Costly Signaling

Costly signaling is the act of doing something that purposely hampers or hurts you just to show that you can take it. For example, a consultant sacrificing clients they don’t really like, despite losing cash, or someone quitting a job they don’t like, just because they have so many other options. Underlying Psychology/Biases Costly signaling works […]


Framing is a very powerful tool to change how others perceive you. You change the point of view from which you analyze something. Framing can be done at multiple stages: Pre-Framing, which is all about defining the frame and positioning you want before anyone even comes to you; Reframing, which is all about changing the existing frame […]
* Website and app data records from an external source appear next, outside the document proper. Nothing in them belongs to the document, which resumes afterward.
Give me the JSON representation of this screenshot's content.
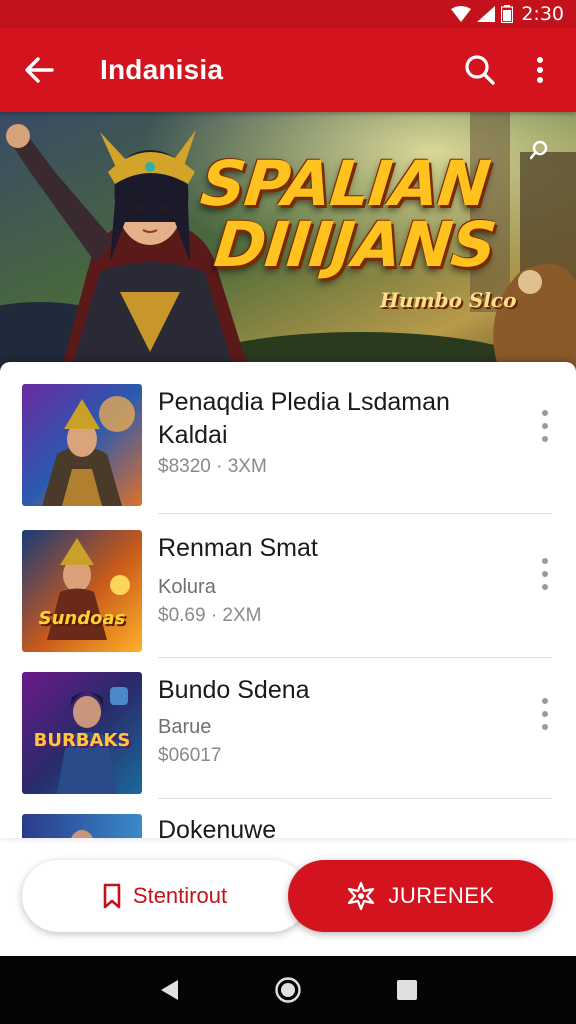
{
  "status_bar": {
    "time": "2:30"
  },
  "app_bar": {
    "title": "Indanisia"
  },
  "banner": {
    "title_line1": "SPALIAN",
    "title_line2": "DIIIJANS",
    "subtitle": "Humbo Slco"
  },
  "items": [
    {
      "title": "Penaqdia Pledia Lsdaman Kaldai",
      "subtitle": "",
      "price": "$8320 · 3XM"
    },
    {
      "title": "Renman Smat",
      "subtitle": "Kolura",
      "price": "$0.69 · 2XM"
    },
    {
      "title": "Bundo Sdena",
      "subtitle": "Barue",
      "price": "$06017"
    },
    {
      "title": "Dokenuwe",
      "subtitle": "",
      "price": ""
    }
  ],
  "thumb_labels": {
    "item2": "Sundoas",
    "item3": "BURBAKS"
  },
  "buttons": {
    "outline_label": "Stentirout",
    "filled_label": "JURENEK"
  },
  "colors": {
    "primary": "#d3141f",
    "status_bar": "#c4121c",
    "nav_bar": "#050505"
  }
}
Anchoring (also known as the primacy effect) is simply the effect that dictates that a person will use the first impression of something as the filter for every subsequent interaction. Underlying Psychology/Biases Sub-Techniques Anchoring itself can be used as tool to make yourself look better or change your positioning You anchor the person with the initial impression you want to […]


You can change your positioning to appear more unique or higher-value by leveraging multiple tools related to anchoring, framing and contrast and others. There are three main ways to achieve this: Change your anchoring and/or your consented claims If you claim to be the best, the fastest, or whatever the initial claim is, anyone that is coming to you […]
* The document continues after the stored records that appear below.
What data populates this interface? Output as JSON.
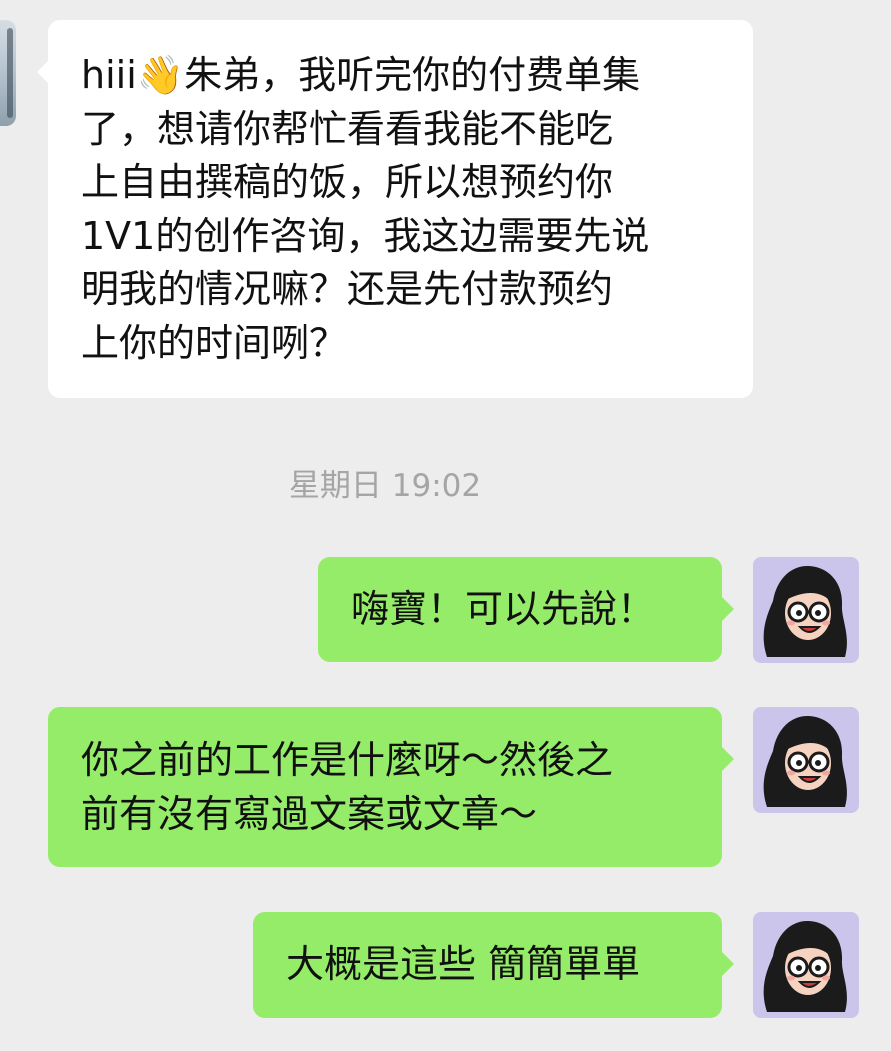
{
  "conversation": {
    "messages": [
      {
        "direction": "incoming",
        "lines": [
          "hiii",
          "朱弟，我听完你的付费单集",
          "了，想请你帮忙看看我能不能吃",
          "上自由撰稿的饭，所以想预约你",
          "1V1的创作咨询，我这边需要先说",
          "明我的情况嘛？还是先付款预约",
          "上你的时间咧？"
        ],
        "emoji": "waving-hand"
      },
      {
        "direction": "outgoing",
        "lines": [
          "嗨寶！可以先說！"
        ]
      },
      {
        "direction": "outgoing",
        "lines": [
          "你之前的工作是什麼呀～然後之",
          "前有沒有寫過文案或文章～"
        ]
      },
      {
        "direction": "outgoing",
        "lines": [
          "大概是這些 簡簡單單"
        ]
      }
    ],
    "timestamp": "星期日 19:02"
  },
  "colors": {
    "background": "#ededed",
    "incoming_bubble": "#ffffff",
    "outgoing_bubble": "#95ec69",
    "timestamp_text": "#a5a5a5",
    "avatar_background": "#cbc5ec"
  },
  "icons": {
    "self_avatar": "cartoon-girl-with-glasses-avatar",
    "contact_avatar": "contact-photo-avatar"
  }
}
In persuasion, identification is simply the process of having elements in common with your target, which persuades as they identify with you. There are usually two key elements to identification: Eliciting (asking for the characteristics you want); “I only work with top performers”; “I only work with managers that recognize my talent”; Embodiment (embodying similar characteristics to […]

Social Proof

Social proof is having your value validated or demonstrated by people. It can be considered a type of displayed authority. Common methods include: Mentioned in Ultimate Persuasion: Testimonials; Referrals; Recommendations; Word of mouth; Introductions; Associations; Others: High-demand (queues in stores, full calendars, others); Underlying Psychology/Biases Social proof works by simply illustrating in a person’s mind […]

Displayed Authority

Displayed authority is any vehicle that communicates your authority that is not you. Third-party objects or people, for example. Underlying Psychology/Biases When someone communicates their own authority, they risk sounding biased. They may be exaggerated or lying. But when someone else (or an object) communicates the original person’s authority, they sound unbiased and fair (regardless of whether this […]

Adverse Transparency

In persuasion, adverse transparency is the act of being transparent about things that are not good for you, and that you didn’t need to share. Choosing to share them anyway communicates honesty and authority. It can be used for two different purposes: To increase honesty and authority at the framing stage (to show you’re trustworthy, a trusted […]

Abundance and Cost

In terms of persuasion, abundance works because it creates the impression of not needing any particular person (or event). This communicates high value and non-neediness. The opposite, neediness, creates an immediate negative reaction and communicates low value. One of the best ways to communicate abundance is to use costly signaling. This is the act of doing […]


Performing a diagnostic or diagnosing is the act of asking your target or prospect questions in order to know more about their needs. This allows your recommendation, at the end of it, to seem more tailored (whether it actually is or not); The key here is that the tailored recommendation will be authentic. Sometimes, the recommendation will not be what you’re […]


Secrecy persuades as, in terms of persuasion, simply stating that the source of something is secret or non-public immediately makes it more persuasive. Underlying Psychology/Biases Secrecy creates intrigue and interest as the person does not share the information that the influencing person (ostensibly) does. It also serves as a type of displayed authority (the source of […]